MILWAUKEE -- On what would ultimately be the final pitch of his storied 18-year career as a pitcher for the Cardinals, Adam Wainwright knew that he would need to come from high over the top with his ailing right arm to get the tumbling action on a curveball that might preserve a 1-0 lead that eventually became his 200th victory on Sept. 18.
The only problem was that Wainwright had been unable to get his arm in that position for weeks because of the soreness in his right shoulder, and the multiple herniated discs in his back. To get there, Wainwright thought to himself as he stepped off the rubber, while 33,176 fans at Busch Stadium chanted his name, he’d need a pep talk.
“I know it’s going to hurt, but I’ve got to go one more time over the top to get the curveball to have a little more depth to it to get it down under [Brewers slugger Josh Donaldson’s] swing, and I think I can do one more,” Wainwright said prior to the Cardinals' 4-1 win over the Brewers on Tuesday night at American Family Field.
“I stepped off the rubber and in real time, I’m thinking, ‘I can go over the top and throw a curveball one more time.’ If you go back and look at it, I kind of left it up, but I got it as low as I could.”
The pain in Wainwright’s lower back -- it was taped a week ago to keep his ribs from popping back out of place -- and his ailing right shoulder will prevent the 42-year-old from pitching again this weekend at Busch Stadium before he retires and awaits a place in the Cardinals Hall of Fame.
Some six days after twirling a seven-inning, four-hit scoreless masterpiece for his 200th win, Wainwright tried throwing in San Diego to see if he might be able to make one more start. Whenever it was deemed that would not happen, Wainwright had to come to grips that his seventh-inning pitch to Donaldson -- fittingly enough, a curveball -- would be his last pitch as a Major League pitcher.
“I’ve thought a lot about it the last few days and I’m in a really good place mentally,” said Wainwright, who will retire with a career record of 200-128 and a 3.53 ERA. “No regrets about anything I ever did, no second thoughts on pitching or retiring, and I’m at peace with all of it.
“I’ve tried to do all I could -- I literally left everything I had out there.”
Cardinals manager Oliver Marmol made the announcement on Tuesday about Wainwright not pitching again after he and the team waited additional days to see if the hurler’s health might improve enough to allow him to make one more start.

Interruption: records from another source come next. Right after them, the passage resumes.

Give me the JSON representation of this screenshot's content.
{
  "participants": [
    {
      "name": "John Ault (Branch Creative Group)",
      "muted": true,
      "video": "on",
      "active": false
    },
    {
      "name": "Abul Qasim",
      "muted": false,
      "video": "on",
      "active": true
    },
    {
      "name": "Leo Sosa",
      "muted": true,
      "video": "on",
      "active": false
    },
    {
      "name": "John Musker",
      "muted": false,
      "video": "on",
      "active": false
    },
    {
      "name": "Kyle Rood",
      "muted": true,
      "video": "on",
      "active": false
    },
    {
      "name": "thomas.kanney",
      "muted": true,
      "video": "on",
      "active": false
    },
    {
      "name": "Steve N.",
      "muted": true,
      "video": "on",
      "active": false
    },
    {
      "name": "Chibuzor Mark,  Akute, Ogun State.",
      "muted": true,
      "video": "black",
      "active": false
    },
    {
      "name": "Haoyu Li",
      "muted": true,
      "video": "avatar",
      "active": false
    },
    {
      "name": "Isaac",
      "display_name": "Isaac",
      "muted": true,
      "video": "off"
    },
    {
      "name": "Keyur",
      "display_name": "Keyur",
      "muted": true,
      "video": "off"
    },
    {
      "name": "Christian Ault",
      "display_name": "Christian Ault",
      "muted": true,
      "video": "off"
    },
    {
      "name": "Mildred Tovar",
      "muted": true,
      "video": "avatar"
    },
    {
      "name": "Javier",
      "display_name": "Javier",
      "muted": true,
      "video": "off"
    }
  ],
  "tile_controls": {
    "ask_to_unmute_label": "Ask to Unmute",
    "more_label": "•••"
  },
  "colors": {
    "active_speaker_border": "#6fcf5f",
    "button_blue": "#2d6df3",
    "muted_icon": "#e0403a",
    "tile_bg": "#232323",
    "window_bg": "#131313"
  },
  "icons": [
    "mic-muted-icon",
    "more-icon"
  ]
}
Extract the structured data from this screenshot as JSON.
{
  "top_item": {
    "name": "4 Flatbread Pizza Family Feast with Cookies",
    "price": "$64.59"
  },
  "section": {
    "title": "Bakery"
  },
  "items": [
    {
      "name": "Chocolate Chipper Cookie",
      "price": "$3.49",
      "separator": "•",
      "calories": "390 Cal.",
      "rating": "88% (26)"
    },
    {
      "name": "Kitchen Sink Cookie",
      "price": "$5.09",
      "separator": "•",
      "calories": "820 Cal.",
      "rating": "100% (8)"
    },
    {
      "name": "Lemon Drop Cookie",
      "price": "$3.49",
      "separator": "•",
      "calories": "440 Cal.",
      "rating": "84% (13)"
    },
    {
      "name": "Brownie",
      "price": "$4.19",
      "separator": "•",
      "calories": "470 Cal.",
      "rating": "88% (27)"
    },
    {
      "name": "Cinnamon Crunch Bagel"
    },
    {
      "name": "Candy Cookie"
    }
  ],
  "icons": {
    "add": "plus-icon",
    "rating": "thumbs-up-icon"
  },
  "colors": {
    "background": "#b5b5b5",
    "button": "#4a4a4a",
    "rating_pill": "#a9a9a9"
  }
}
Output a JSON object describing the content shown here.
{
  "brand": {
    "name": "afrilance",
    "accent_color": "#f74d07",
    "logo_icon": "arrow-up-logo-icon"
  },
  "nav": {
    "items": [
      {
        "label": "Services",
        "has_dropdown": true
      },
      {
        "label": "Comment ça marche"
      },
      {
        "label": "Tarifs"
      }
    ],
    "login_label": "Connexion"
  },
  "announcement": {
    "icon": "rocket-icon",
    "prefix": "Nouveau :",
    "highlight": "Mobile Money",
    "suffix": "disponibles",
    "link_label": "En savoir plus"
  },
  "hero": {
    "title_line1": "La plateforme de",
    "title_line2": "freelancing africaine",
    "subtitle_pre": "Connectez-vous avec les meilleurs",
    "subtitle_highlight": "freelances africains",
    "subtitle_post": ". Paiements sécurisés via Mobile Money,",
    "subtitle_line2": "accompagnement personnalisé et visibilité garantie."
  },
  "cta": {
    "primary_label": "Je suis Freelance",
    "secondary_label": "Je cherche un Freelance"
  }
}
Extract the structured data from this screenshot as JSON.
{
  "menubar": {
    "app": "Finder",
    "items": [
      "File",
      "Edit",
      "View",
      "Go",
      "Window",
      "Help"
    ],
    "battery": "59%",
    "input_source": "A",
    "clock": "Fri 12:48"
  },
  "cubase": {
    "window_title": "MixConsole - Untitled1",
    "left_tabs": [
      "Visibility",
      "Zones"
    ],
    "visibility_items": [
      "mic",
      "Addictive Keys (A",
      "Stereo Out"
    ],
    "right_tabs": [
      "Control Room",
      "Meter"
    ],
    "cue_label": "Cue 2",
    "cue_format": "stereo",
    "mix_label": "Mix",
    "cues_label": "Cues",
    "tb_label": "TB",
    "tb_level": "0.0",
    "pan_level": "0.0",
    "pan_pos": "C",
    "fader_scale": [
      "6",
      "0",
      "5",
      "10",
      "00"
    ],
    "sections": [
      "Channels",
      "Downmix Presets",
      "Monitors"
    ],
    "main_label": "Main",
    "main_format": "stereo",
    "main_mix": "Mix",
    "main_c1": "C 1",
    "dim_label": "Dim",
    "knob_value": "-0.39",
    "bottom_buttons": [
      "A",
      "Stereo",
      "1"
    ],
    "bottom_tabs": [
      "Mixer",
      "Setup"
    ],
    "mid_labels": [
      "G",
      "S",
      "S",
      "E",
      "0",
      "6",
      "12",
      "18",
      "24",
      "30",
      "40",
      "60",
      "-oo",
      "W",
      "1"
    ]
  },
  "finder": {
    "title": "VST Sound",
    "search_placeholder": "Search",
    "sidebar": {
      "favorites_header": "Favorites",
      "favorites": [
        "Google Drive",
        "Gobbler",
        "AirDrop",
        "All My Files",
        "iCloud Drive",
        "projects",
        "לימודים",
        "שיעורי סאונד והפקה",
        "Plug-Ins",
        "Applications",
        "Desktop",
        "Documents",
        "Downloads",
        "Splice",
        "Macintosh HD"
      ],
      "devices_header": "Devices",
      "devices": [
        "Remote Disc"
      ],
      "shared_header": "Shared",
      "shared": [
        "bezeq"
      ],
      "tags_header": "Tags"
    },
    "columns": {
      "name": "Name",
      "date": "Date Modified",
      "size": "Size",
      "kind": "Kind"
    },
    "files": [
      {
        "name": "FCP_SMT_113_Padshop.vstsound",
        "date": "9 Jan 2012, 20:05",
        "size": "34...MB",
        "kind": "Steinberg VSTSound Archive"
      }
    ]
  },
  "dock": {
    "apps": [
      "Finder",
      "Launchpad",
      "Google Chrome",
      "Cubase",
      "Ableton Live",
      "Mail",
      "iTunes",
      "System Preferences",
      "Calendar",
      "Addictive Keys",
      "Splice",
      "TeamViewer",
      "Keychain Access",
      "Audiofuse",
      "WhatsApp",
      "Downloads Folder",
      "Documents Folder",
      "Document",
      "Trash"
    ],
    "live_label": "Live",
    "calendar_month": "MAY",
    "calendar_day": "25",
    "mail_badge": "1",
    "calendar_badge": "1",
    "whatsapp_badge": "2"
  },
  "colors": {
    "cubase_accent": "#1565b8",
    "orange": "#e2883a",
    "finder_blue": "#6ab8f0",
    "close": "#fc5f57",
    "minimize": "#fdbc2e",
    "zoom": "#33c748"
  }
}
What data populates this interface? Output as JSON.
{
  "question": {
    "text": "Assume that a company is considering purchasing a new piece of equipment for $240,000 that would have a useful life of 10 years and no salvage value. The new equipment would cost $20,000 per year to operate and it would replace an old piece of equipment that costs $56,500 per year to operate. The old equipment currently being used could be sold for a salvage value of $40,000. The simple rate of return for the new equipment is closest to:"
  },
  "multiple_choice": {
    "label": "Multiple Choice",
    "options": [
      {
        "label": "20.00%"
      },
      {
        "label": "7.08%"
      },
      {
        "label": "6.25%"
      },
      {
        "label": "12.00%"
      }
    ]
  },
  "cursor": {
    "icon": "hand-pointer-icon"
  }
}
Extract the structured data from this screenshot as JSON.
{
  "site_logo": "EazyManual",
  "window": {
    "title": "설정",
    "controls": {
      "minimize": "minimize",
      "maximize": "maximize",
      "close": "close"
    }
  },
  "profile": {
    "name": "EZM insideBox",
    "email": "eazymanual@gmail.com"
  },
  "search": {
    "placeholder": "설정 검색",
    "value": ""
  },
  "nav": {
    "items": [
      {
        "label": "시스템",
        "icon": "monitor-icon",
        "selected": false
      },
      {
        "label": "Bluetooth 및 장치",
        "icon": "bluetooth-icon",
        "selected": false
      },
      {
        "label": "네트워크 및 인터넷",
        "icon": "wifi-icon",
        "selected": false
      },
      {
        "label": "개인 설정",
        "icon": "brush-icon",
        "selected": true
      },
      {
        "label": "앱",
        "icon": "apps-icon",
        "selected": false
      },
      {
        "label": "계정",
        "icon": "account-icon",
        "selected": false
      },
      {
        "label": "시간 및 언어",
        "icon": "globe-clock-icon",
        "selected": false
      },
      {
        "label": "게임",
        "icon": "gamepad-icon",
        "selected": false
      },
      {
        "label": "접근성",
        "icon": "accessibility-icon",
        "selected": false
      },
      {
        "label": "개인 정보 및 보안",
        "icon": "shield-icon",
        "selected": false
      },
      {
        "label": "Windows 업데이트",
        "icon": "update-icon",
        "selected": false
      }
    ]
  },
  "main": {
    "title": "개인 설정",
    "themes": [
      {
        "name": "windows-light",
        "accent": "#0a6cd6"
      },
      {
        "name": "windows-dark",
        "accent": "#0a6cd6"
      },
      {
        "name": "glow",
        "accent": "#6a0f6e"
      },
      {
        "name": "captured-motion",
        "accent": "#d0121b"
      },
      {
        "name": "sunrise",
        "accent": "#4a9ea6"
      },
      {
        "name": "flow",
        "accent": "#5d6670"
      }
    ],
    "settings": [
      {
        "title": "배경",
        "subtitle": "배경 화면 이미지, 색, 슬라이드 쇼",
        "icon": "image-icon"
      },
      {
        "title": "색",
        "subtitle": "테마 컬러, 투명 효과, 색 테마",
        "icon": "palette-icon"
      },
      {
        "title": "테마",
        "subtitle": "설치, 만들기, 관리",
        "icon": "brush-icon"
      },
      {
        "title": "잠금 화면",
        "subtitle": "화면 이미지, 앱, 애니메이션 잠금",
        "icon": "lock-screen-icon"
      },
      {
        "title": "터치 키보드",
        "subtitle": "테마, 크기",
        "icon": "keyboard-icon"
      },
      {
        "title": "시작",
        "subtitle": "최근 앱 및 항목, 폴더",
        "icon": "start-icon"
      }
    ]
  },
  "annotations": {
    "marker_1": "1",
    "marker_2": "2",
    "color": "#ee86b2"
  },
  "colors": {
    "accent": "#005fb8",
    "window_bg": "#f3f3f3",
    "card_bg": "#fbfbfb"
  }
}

Wainwright, one of 31 players in AL/NL history to homer on his first MLB pitch, is holding out hope for one at bat when the Cardinals host the Reds over the weekend.
Marmol, who added that Wainwright will remain on the active roster, said an at-bat is “a possibility,” but pitching again is not.
“He wouldn’t be able to throw an inning,” Marmol said. “He really wants to, and his hope was to throw one more time at home. But after playing catch, he can’t do it.
“I think everybody is at peace as to how it ended. … Adam got to walk to the clubhouse with fans on their feet, chanting his name, and the entire team was out in the dugout and it was an emotional, special moment. It’s a good way to go out.”
Of the many glorious memories in his career -- striking out Beltrán in Game 7 of the 2006 National League Championship Series; closing out the 2006 World Series win; and twice capturing his 20th victory at Wrigley Field -- Wainwright said he’ll forever savor all that went into his final pitch to help secure the 200th win.
In some ways, it reminded him of years earlier when he struggled through an ugly start in San Diego, and he thought his career was over. Like before, Wainwright persevered through the pain and found a way to keep going.
“It felt kind of like [actor] Kevin Costner in that [“For Love of the Game”] movie, where I’m thinking, ‘I can do this one more time,’” Wainwright said. “In a different way, in 2018, when I thought I was pitching my last game in San Diego, and I was pitching 82 mph and I could hear bones hitting together, I was stepping off every pitch and saying, ‘I can do this one more time.’ I just kept repeating that.
“The other day [in win No. 200] -- and I didn’t realize it in the moment -- but I stepped off, and with full commitment, I said, ‘I can do this one more time.’ I got to say that one more time, five years later, and I think that’s pretty neat.”